Knowledge of machines and tools, including their designs, uses, repair, and maintenance.
Public Safety and Security
Knowledge of relevant equipment, policies, procedures, and strategies to promote effective local, state, or national security operations for the protection of people, data, property, and institutions.
Production and Processing
Knowledge of raw materials, production processes, quality control, costs, and other techniques for maximizing the effective manufacture and distribution of goods.
Knowledge of principles and methods for moving people or goods by air, rail, sea, or road, including the relative costs and benefits.
Administration and Management
Knowledge of business and management principles involved in strategic planning, resource allocation, human resources modeling, leadership technique, production methods, and coordination of people and resources.

Important Abilities needed by Logging Equipment Operators

Logging Equipment Operators must develop a particular set of abilities to perform their job well. Abilities are individual capacities that influence a person's information processing, sensory perception, motor coordination, and physical strength or endurance. Individuals may naturally have certain abilities without explicit training, but most abilities can be sharpened somewhat through practice.

For example, Logging Equipment Operators need abilities such as control precision, reaction time, and arm-hand steadiness in order to perform their job at a high level. The list below shows several important abilities for Logging Equipment Operators, ranked by their relative importance.

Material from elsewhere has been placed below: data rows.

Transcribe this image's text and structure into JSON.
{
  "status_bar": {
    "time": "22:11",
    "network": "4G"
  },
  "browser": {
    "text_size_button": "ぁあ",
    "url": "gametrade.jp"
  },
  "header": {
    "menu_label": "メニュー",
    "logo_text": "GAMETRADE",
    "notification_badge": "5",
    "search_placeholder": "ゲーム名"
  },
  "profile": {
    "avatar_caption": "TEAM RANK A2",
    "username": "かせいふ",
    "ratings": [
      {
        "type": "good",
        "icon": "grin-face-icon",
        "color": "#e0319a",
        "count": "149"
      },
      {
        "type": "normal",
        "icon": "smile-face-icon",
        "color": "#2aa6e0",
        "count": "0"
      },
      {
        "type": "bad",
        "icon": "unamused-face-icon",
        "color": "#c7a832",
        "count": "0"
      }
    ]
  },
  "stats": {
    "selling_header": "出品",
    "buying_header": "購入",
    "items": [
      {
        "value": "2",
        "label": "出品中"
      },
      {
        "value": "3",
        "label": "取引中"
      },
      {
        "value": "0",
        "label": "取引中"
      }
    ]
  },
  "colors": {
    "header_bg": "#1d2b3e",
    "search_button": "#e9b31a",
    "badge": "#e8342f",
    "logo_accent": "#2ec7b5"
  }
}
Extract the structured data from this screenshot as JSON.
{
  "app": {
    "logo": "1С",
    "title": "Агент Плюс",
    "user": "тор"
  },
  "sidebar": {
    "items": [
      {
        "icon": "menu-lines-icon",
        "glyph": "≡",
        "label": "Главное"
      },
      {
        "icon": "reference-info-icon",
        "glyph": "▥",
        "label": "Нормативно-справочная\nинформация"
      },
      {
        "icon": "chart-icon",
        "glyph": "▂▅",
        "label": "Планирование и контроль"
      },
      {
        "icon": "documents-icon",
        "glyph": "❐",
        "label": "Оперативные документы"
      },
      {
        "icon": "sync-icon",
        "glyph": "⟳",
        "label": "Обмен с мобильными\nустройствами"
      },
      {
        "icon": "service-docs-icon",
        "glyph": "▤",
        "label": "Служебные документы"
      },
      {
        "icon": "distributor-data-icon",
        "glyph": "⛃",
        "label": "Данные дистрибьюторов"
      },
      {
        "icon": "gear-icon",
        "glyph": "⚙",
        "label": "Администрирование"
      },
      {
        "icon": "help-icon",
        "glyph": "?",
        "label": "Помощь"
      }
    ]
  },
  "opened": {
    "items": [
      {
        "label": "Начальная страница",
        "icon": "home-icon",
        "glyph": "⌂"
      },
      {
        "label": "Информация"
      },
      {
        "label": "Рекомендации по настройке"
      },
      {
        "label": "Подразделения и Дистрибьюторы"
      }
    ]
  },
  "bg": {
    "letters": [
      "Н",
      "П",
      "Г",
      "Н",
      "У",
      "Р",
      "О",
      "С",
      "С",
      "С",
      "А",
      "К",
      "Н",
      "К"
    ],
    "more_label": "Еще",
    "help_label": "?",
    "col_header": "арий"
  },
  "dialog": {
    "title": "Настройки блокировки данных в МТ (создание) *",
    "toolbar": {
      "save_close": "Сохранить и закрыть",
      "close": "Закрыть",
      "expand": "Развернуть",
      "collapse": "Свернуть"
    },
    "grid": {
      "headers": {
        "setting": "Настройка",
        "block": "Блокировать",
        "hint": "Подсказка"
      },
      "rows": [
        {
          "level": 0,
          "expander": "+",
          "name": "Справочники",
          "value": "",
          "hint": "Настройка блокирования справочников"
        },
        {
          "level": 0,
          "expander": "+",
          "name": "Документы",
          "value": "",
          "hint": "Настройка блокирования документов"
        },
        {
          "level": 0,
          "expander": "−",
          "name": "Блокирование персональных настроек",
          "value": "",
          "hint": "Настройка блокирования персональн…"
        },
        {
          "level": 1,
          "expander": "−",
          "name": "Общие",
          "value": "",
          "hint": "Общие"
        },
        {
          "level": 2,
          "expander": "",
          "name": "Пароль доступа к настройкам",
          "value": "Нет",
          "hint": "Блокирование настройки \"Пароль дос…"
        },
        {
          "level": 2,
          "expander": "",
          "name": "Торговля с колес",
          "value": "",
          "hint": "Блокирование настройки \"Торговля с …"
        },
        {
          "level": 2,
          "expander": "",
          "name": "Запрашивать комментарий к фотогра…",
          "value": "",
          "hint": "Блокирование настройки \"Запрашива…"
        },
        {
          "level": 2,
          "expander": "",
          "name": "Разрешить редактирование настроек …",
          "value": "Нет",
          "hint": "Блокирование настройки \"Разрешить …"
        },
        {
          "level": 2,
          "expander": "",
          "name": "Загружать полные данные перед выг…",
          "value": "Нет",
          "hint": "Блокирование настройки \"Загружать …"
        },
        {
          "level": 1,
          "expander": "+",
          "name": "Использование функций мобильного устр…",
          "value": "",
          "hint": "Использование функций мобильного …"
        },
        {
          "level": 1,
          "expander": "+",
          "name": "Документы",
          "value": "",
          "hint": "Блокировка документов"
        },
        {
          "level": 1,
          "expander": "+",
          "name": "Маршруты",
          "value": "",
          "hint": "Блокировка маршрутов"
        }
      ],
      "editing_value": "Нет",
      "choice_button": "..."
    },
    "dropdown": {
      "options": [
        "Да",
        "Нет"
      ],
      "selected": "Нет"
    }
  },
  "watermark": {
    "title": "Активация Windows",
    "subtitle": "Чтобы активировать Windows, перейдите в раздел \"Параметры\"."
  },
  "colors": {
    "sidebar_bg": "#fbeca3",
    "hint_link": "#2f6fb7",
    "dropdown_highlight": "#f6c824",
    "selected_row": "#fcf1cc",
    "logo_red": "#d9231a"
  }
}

Control Precision
The ability to quickly and repeatedly adjust the controls of a machine or a vehicle to exact positions.
Reaction Time
The ability to quickly respond (with the hand, finger, or foot) to a signal (sound, light, picture) when it appears.
Arm-Hand Steadiness
The ability to keep your hand and arm steady while moving your arm or while holding your arm and hand in one position.
Multilimb Coordination
The ability to coordinate two or more limbs (for example, two arms, two legs, or one leg and one arm) while sitting, standing, or lying down. It does not involve performing the activities while the whole body is in motion.
Depth Perception
The ability to judge which of several objects is closer or farther away from you, or to judge the distance between you and an object.

Critical Skills needed by Logging Equipment Operators

Skills are developed capacities that enable people to function effectively in real-world settings. Unlike abilities, skills are typically easier to build through practice and experience. Skills influence effectiveness in areas such as learning, working with others, design, troubleshooting, and more.

Logging Equipment Operators frequently use skills like operation and control, operations monitoring, and equipment maintenance to perform their job effectively. The list below shows several critical skills for Logging Equipment Operators, ranked by their relative importance.

Operation and Control
Controlling operations of equipment or systems.
Operations Monitoring
Watching gauges, dials, or other indicators to make sure a machine is working properly.
Equipment Maintenance
Performing routine maintenance on equipment and determining when and what kind of maintenance is needed.
Active Listening
Giving full attention to what other people are saying, taking time to understand the points being made, asking questions as appropriate, and not interrupting at inappropriate times.
Monitoring/Assessing performance of yourself, other individuals, or organizations to make improvements or take corrective action.

What is the source of this information?

The information provided on this page is adapted from data and descriptions published by the U.S. Department of Labor, Employment and Training Administration under the CC BY 4.0 license. TraitLab has modified some information for ease of use and reading, and the U.S. Department of Labor, Employment, and Training Administration has not approved, endorsed, or tested these modifications.

If you have any questions or suggestions about this information, please send a message.